::: EXTRACTED MATERIAL

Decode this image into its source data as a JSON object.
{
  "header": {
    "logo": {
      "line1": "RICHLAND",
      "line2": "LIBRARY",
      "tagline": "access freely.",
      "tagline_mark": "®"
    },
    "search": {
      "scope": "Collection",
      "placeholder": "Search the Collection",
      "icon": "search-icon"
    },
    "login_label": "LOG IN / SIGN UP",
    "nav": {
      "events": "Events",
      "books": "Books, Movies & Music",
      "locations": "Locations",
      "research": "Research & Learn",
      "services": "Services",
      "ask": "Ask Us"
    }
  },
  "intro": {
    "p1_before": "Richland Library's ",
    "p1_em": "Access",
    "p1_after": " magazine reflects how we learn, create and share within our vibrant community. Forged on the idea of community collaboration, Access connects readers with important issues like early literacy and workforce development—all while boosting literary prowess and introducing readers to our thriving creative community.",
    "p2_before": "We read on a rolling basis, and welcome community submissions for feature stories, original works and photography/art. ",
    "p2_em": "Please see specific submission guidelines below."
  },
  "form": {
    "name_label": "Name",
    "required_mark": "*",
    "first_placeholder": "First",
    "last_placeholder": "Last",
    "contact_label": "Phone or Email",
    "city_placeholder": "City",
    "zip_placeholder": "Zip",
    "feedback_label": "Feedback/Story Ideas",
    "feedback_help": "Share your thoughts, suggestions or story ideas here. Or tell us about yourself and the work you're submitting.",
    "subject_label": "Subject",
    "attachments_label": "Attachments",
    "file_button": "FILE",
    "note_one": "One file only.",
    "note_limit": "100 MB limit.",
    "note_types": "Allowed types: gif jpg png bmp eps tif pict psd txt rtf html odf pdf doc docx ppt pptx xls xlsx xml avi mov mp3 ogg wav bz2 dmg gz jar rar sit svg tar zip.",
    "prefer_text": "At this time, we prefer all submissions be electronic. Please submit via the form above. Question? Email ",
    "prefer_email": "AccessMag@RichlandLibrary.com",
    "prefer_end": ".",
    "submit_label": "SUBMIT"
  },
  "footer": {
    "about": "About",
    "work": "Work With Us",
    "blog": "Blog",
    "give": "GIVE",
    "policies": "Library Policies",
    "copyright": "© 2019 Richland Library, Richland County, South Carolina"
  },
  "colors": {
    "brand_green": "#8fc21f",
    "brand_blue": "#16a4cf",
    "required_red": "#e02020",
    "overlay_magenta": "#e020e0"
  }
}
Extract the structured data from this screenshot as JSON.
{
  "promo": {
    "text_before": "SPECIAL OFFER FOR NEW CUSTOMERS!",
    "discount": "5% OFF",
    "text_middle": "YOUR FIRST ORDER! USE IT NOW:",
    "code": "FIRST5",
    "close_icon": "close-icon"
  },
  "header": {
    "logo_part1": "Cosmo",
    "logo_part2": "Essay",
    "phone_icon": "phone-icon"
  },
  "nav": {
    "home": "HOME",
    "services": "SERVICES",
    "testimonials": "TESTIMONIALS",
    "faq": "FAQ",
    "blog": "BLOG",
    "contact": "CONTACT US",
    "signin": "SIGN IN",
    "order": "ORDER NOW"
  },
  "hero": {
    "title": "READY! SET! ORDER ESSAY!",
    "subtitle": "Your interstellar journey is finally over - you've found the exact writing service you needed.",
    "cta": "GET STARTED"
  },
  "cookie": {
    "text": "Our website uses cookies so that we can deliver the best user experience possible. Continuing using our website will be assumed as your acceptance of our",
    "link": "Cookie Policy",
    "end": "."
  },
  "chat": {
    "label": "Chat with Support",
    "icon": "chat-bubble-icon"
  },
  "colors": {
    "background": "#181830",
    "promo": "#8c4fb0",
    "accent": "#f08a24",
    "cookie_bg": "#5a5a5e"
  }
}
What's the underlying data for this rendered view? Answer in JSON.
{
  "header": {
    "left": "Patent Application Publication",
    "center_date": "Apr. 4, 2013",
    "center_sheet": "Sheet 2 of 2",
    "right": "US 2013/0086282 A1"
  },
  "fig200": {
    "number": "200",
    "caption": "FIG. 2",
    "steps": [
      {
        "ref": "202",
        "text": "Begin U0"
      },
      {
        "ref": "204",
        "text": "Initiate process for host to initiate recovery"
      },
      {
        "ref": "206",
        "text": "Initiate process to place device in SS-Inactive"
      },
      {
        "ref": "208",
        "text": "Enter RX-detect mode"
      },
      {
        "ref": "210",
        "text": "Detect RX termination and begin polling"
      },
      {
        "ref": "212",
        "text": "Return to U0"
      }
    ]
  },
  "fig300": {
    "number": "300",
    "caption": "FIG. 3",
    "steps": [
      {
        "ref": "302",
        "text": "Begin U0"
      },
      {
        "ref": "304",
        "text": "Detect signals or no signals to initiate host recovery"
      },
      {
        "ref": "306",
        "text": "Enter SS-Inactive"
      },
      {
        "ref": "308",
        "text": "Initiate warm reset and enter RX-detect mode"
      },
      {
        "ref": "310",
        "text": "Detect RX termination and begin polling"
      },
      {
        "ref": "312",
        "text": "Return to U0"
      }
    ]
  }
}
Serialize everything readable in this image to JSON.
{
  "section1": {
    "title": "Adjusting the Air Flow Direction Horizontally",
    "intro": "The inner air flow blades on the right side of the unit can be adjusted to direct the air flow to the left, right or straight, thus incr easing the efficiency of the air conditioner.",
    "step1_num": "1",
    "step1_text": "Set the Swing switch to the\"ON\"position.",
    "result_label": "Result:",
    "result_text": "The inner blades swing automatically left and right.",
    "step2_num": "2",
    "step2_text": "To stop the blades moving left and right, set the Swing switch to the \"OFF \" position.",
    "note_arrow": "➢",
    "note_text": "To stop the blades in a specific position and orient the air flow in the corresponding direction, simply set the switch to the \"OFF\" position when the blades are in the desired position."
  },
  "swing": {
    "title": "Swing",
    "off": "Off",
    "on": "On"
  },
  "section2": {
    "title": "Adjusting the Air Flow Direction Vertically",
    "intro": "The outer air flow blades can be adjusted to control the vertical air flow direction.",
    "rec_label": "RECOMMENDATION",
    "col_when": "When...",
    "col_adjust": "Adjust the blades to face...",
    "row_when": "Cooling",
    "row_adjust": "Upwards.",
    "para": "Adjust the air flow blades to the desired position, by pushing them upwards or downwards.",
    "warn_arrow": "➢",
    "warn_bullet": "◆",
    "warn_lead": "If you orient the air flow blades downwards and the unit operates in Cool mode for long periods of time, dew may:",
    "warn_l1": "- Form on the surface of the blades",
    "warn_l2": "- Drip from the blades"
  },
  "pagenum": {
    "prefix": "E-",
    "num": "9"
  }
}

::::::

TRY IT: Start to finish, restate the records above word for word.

COMPLETED TASK:
Decode this image into its source data as a JSON object.
{
  "header": {
    "logo": {
      "line1": "RICHLAND",
      "line2": "LIBRARY",
      "tagline": "access freely.",
      "tagline_mark": "®"
    },
    "search": {
      "scope": "Collection",
      "placeholder": "Search the Collection",
      "icon": "search-icon"
    },
    "login_label": "LOG IN / SIGN UP",
    "nav": {
      "events": "Events",
      "books": "Books, Movies & Music",
      "locations": "Locations",
      "research": "Research & Learn",
      "services": "Services",
      "ask": "Ask Us"
    }
  },
  "intro": {
    "p1_before": "Richland Library's ",
    "p1_em": "Access",
    "p1_after": " magazine reflects how we learn, create and share within our vibrant community. Forged on the idea of community collaboration, Access connects readers with important issues like early literacy and workforce development—all while boosting literary prowess and introducing readers to our thriving creative community.",
    "p2_before": "We read on a rolling basis, and welcome community submissions for feature stories, original works and photography/art. ",
    "p2_em": "Please see specific submission guidelines below."
  },
  "form": {
    "name_label": "Name",
    "required_mark": "*",
    "first_placeholder": "First",
    "last_placeholder": "Last",
    "contact_label": "Phone or Email",
    "city_placeholder": "City",
    "zip_placeholder": "Zip",
    "feedback_label": "Feedback/Story Ideas",
    "feedback_help": "Share your thoughts, suggestions or story ideas here. Or tell us about yourself and the work you're submitting.",
    "subject_label": "Subject",
    "attachments_label": "Attachments",
    "file_button": "FILE",
    "note_one": "One file only.",
    "note_limit": "100 MB limit.",
    "note_types": "Allowed types: gif jpg png bmp eps tif pict psd txt rtf html odf pdf doc docx ppt pptx xls xlsx xml avi mov mp3 ogg wav bz2 dmg gz jar rar sit svg tar zip.",
    "prefer_text": "At this time, we prefer all submissions be electronic. Please submit via the form above. Question? Email ",
    "prefer_email": "AccessMag@RichlandLibrary.com",
    "prefer_end": ".",
    "submit_label": "SUBMIT"
  },
  "footer": {
    "about": "About",
    "work": "Work With Us",
    "blog": "Blog",
    "give": "GIVE",
    "policies": "Library Policies",
    "copyright": "© 2019 Richland Library, Richland County, South Carolina"
  },
  "colors": {
    "brand_green": "#8fc21f",
    "brand_blue": "#16a4cf",
    "required_red": "#e02020",
    "overlay_magenta": "#e020e0"
  }
}
Extract the structured data from this screenshot as JSON.
{
  "promo": {
    "text_before": "SPECIAL OFFER FOR NEW CUSTOMERS!",
    "discount": "5% OFF",
    "text_middle": "YOUR FIRST ORDER! USE IT NOW:",
    "code": "FIRST5",
    "close_icon": "close-icon"
  },
  "header": {
    "logo_part1": "Cosmo",
    "logo_part2": "Essay",
    "phone_icon": "phone-icon"
  },
  "nav": {
    "home": "HOME",
    "services": "SERVICES",
    "testimonials": "TESTIMONIALS",
    "faq": "FAQ",
    "blog": "BLOG",
    "contact": "CONTACT US",
    "signin": "SIGN IN",
    "order": "ORDER NOW"
  },
  "hero": {
    "title": "READY! SET! ORDER ESSAY!",
    "subtitle": "Your interstellar journey is finally over - you've found the exact writing service you needed.",
    "cta": "GET STARTED"
  },
  "cookie": {
    "text": "Our website uses cookies so that we can deliver the best user experience possible. Continuing using our website will be assumed as your acceptance of our",
    "link": "Cookie Policy",
    "end": "."
  },
  "chat": {
    "label": "Chat with Support",
    "icon": "chat-bubble-icon"
  },
  "colors": {
    "background": "#181830",
    "promo": "#8c4fb0",
    "accent": "#f08a24",
    "cookie_bg": "#5a5a5e"
  }
}
What's the underlying data for this rendered view? Answer in JSON.
{
  "header": {
    "left": "Patent Application Publication",
    "center_date": "Apr. 4, 2013",
    "center_sheet": "Sheet 2 of 2",
    "right": "US 2013/0086282 A1"
  },
  "fig200": {
    "number": "200",
    "caption": "FIG. 2",
    "steps": [
      {
        "ref": "202",
        "text": "Begin U0"
      },
      {
        "ref": "204",
        "text": "Initiate process for host to initiate recovery"
      },
      {
        "ref": "206",
        "text": "Initiate process to place device in SS-Inactive"
      },
      {
        "ref": "208",
        "text": "Enter RX-detect mode"
      },
      {
        "ref": "210",
        "text": "Detect RX termination and begin polling"
      },
      {
        "ref": "212",
        "text": "Return to U0"
      }
    ]
  },
  "fig300": {
    "number": "300",
    "caption": "FIG. 3",
    "steps": [
      {
        "ref": "302",
        "text": "Begin U0"
      },
      {
        "ref": "304",
        "text": "Detect signals or no signals to initiate host recovery"
      },
      {
        "ref": "306",
        "text": "Enter SS-Inactive"
      },
      {
        "ref": "308",
        "text": "Initiate warm reset and enter RX-detect mode"
      },
      {
        "ref": "310",
        "text": "Detect RX termination and begin polling"
      },
      {
        "ref": "312",
        "text": "Return to U0"
      }
    ]
  }
}
Serialize everything readable in this image to JSON.
{
  "section1": {
    "title": "Adjusting the Air Flow Direction Horizontally",
    "intro": "The inner air flow blades on the right side of the unit can be adjusted to direct the air flow to the left, right or straight, thus incr easing the efficiency of the air conditioner.",
    "step1_num": "1",
    "step1_text": "Set the Swing switch to the\"ON\"position.",
    "result_label": "Result:",
    "result_text": "The inner blades swing automatically left and right.",
    "step2_num": "2",
    "step2_text": "To stop the blades moving left and right, set the Swing switch to the \"OFF \" position.",
    "note_arrow": "➢",
    "note_text": "To stop the blades in a specific position and orient the air flow in the corresponding direction, simply set the switch to the \"OFF\" position when the blades are in the desired position."
  },
  "swing": {
    "title": "Swing",
    "off": "Off",
    "on": "On"
  },
  "section2": {
    "title": "Adjusting the Air Flow Direction Vertically",
    "intro": "The outer air flow blades can be adjusted to control the vertical air flow direction.",
    "rec_label": "RECOMMENDATION",
    "col_when": "When...",
    "col_adjust": "Adjust the blades to face...",
    "row_when": "Cooling",
    "row_adjust": "Upwards.",
    "para": "Adjust the air flow blades to the desired position, by pushing them upwards or downwards.",
    "warn_arrow": "➢",
    "warn_bullet": "◆",
    "warn_lead": "If you orient the air flow blades downwards and the unit operates in Cool mode for long periods of time, dew may:",
    "warn_l1": "- Form on the surface of the blades",
    "warn_l2": "- Drip from the blades"
  },
  "pagenum": {
    "prefix": "E-",
    "num": "9"
  }
}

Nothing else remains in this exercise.